Shey Bruce's booking photo into the Fremont County Detention Center.

(Lander, Wyo.) – Ninth District Court Judge Norman E. Young has denied a motion to acquit Shey Bruce of his November conviction of manslaughter relating to the May 2013 death of Charles Laster in Shoshoni.

Bruce was originally charged with Second Degree Murder and Domestic Violence Battery. He was convicted by a jury on Nov. 22, 2013, of Manslaughter and Domestic Violence.

The sentencing in the case is set for 1:30 p.m. on March 6, 2014.

Bruce’s Public Defender Devon Petersen filed for acquittal and a new trial on Dec. 6. Petersen argues that there was insufficient evidence to convict Bruce of Manslaughter. He also states that hearsay evidence inadvertently introduced at trial worked against his client. He also argues that the jury should have been advised of a self-defense defense.

“The jury found Mr. Bruce not guilty of second degree murder, which requires the State to prove he purposely did an act without legal justification that lead to Mr. Laster’s death,” states Petersen’s argument. “They were were specifically instructed on that definition of the word ‘purposely’ and ‘maliciously.’”

“If Mr. Bruce did not purposely do an act without legal justification that lead to Mr. Laster’s death, he could not, then, have ‘voluntarily killed’ Mr. Laster,” Petersen continues. “Second degree murder in Wyoming does not require that a person specifically intend to kill someone, while voluntary manslaughter does. If Mr. Bruce was not guilty of Second Degree Murder under the facts of this case, he cannot be guilty of voluntary manslaughter.”

Deputy County Attorney Pat LeBrun filed the State’s objection on Dec. 19.

“Defendant argues in his motion that voluntary manslaughter requires ‘intent to kill,’” states a footnote in the response. “That is simply not the law. The Wyoming Supreme Court found no plain error in an instruction defining ‘voluntarily’ as ‘…that the act which caused the death was done intentionally. It does not require that the act was done with the intention of killing.’”

When hearsay evidence was introduced by a witness, the state argues that the court handled the situation appropriately, advising the jury to not consider the statement as evidence. The defense argued that the jury could not un-hear what they had heard. LeBrun also argues that there was no foundation for the jury to be advised on self defense.

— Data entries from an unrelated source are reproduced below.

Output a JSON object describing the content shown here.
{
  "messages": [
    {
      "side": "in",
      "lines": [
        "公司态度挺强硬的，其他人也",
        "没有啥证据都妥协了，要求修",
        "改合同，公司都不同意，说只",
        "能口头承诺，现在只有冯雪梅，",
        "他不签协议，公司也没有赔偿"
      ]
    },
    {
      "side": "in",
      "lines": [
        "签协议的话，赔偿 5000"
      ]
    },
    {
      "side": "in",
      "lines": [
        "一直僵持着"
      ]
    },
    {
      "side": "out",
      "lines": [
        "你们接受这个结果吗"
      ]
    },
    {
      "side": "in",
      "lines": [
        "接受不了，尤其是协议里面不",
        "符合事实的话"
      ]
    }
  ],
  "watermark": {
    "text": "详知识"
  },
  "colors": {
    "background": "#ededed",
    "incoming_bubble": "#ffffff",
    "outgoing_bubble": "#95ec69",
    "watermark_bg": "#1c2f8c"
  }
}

Young denied the motion on Dec. 20. No formal comments on his decision were filed.